Yesterday, Governor Brown's rosy revenue projections ran smack into the brick wall of reality. California's budgetary deficit isn't the paltry $9 billion predicted by the Governor. Heck, we could have found $9 billion in the state's couch cushions. No problem.
Instead, our deficit, thanks to the inexcusable fiscal malfeasance of years of legislators spending beyond our means, and the inexcusable electorate allowing them to do so, is more like $16 billion. That's billion with a "B." This year. A one-year deficit against a $91 billion budget.
The solution proposed by the Governor is to (1) tax us more than we already are, and (2) cut stuff. What gets cut? As far as our constitutionally created branch of government knows as the judiciary is concerned, the cut proposed is another $544 million from the courts budget, which has already lost $650 million over the last three years.

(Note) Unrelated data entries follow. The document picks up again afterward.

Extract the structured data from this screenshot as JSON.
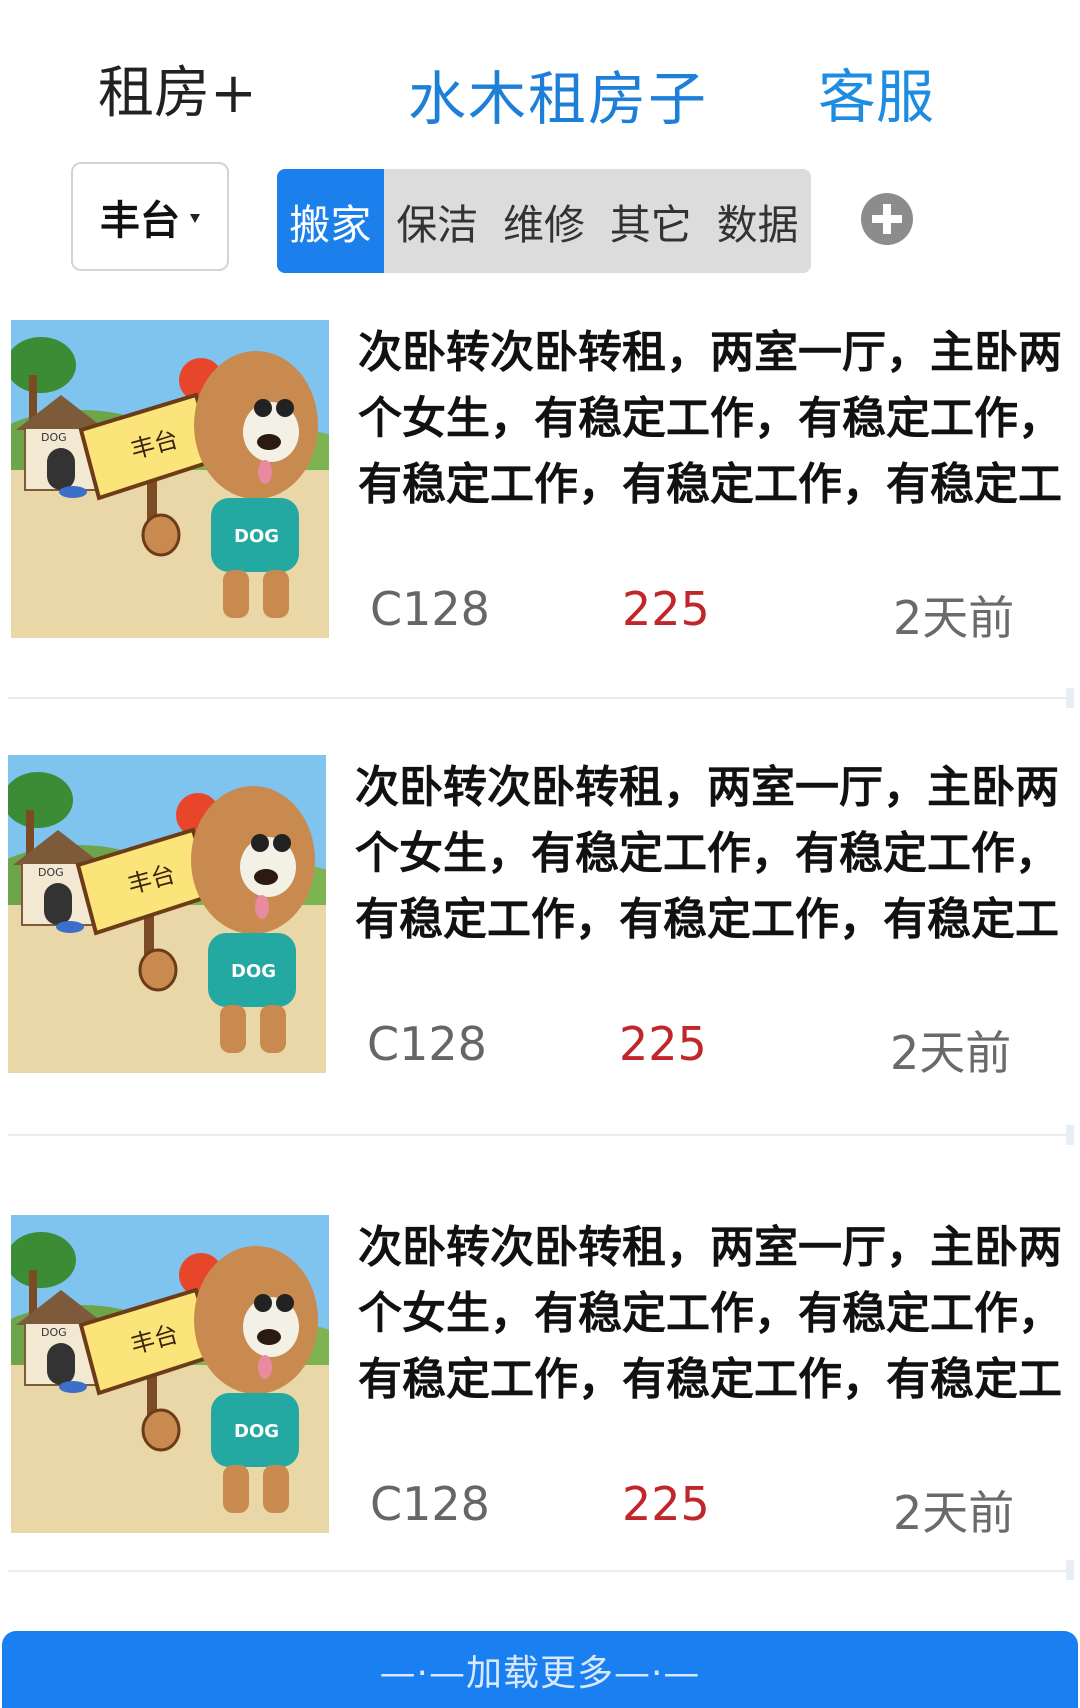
{
  "header": {
    "left_label": "租房+",
    "title": "水木租房子",
    "right_label": "客服"
  },
  "filter": {
    "district": "丰台",
    "tabs": [
      {
        "label": "搬家",
        "active": true
      },
      {
        "label": "保洁",
        "active": false
      },
      {
        "label": "维修",
        "active": false
      },
      {
        "label": "其它",
        "active": false
      },
      {
        "label": "数据",
        "active": false
      }
    ],
    "add_icon": "plus-circle-icon"
  },
  "listings": [
    {
      "title": "次卧转次卧转租，两室一厅，主卧两个女生，有稳定工作，有稳定工作，有稳定工作，有稳定工作，有稳定工作",
      "sign_text": "丰台",
      "shirt_text": "DOG",
      "house_text": "DOG",
      "code": "C128",
      "price": "225",
      "time": "2天前"
    },
    {
      "title": "次卧转次卧转租，两室一厅，主卧两个女生，有稳定工作，有稳定工作，有稳定工作，有稳定工作，有稳定工作",
      "sign_text": "丰台",
      "shirt_text": "DOG",
      "house_text": "DOG",
      "code": "C128",
      "price": "225",
      "time": "2天前"
    },
    {
      "title": "次卧转次卧转租，两室一厅，主卧两个女生，有稳定工作，有稳定工作，有稳定工作，有稳定工作，有稳定工作",
      "sign_text": "丰台",
      "shirt_text": "DOG",
      "house_text": "DOG",
      "code": "C128",
      "price": "225",
      "time": "2天前"
    }
  ],
  "load_more": "—·—加载更多—·—",
  "colors": {
    "accent": "#1c80ec",
    "price": "#c0262a",
    "title_blue": "#1e7fd8"
  }
}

One retired judge recently told me that the Los Angeles Superior Court is just rearranging deck chairs on the Titanic. But, for the most part, the leaders of the Courts, while complaining loudly about the cuts, are too political to take on the Legislature and Governor over this constutional crisis.
Where is the leadership? When are the advocates of Court access and the constitutional scholars and the judges crushed under this unchecked robbery going to stand up and demand that the third branch of government receive the first distribution of funds, regardless of what revenue is available. The Courts are entitled to protected funds sufficient to discharge their constitutional role in California.
See, for example, coverage in the Los Angeles Times.